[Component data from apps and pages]

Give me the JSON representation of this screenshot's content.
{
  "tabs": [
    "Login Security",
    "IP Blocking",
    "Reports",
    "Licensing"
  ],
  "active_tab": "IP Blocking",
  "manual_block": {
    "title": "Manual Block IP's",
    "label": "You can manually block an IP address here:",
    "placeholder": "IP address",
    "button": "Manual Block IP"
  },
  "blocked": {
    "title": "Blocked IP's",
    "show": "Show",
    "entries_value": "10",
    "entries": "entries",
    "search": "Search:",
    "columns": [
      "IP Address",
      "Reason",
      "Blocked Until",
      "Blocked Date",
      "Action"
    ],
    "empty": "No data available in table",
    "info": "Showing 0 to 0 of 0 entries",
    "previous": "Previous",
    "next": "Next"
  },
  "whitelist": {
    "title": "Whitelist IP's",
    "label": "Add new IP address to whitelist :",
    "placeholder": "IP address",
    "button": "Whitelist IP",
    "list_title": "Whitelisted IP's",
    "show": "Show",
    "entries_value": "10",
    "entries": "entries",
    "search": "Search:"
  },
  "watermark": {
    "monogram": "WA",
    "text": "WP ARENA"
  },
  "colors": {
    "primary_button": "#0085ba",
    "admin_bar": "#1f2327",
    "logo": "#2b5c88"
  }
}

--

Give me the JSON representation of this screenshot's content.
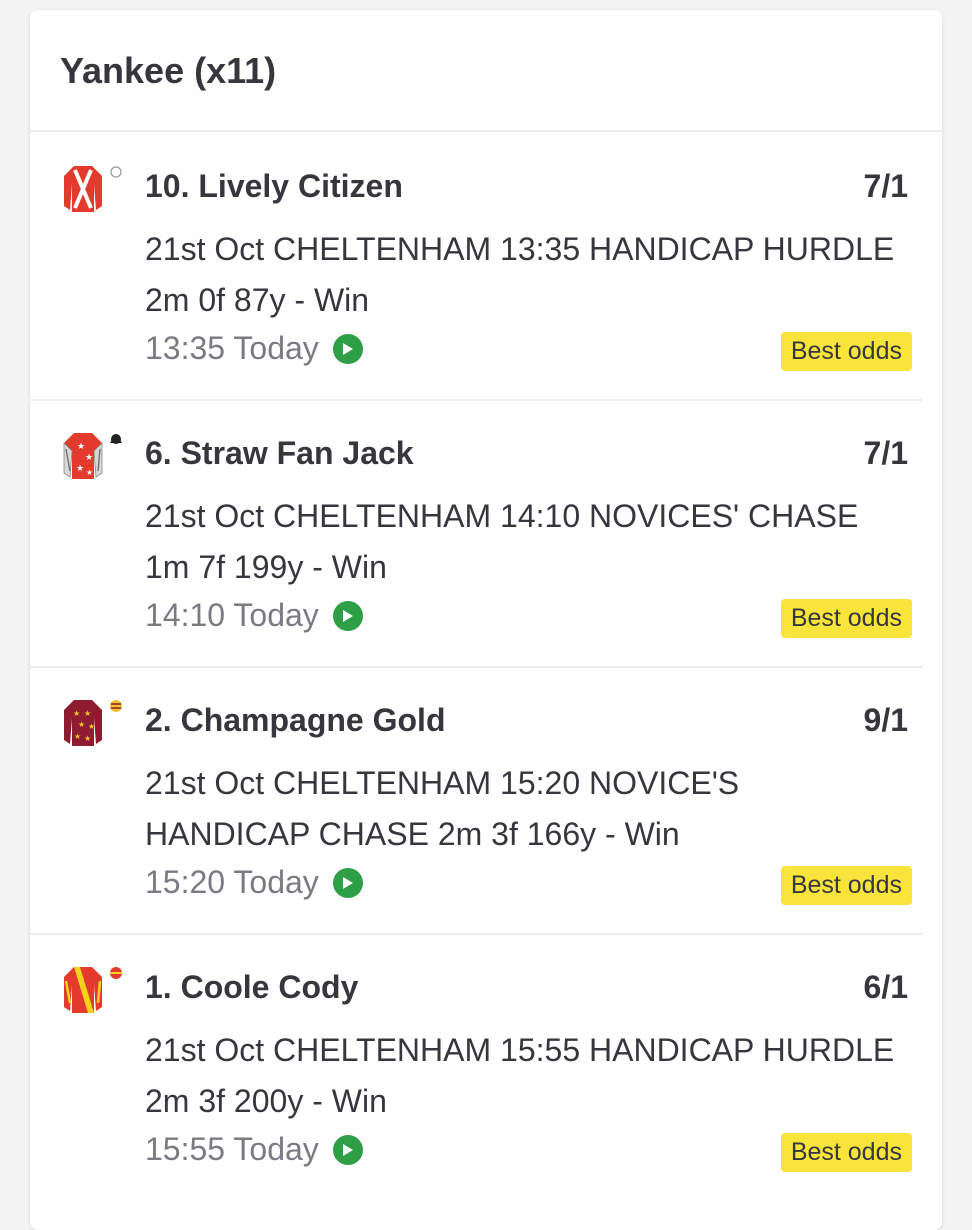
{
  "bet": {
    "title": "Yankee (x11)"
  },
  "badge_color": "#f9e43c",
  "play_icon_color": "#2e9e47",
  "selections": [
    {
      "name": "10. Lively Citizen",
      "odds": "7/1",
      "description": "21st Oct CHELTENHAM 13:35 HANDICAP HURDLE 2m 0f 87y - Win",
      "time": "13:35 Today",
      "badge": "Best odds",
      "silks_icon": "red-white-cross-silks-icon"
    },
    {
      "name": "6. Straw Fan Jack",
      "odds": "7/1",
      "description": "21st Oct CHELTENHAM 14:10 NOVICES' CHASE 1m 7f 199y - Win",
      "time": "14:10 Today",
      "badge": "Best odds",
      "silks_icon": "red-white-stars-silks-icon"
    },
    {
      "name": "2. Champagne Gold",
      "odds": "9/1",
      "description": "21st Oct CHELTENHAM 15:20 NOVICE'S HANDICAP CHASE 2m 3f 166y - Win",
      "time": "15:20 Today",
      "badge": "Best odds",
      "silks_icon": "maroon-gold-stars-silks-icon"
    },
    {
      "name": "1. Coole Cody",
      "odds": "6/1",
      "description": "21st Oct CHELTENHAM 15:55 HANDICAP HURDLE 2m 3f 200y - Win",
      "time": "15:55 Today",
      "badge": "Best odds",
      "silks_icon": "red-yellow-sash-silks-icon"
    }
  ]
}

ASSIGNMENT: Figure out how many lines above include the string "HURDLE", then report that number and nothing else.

SOLUTION TO THIS TASK: 2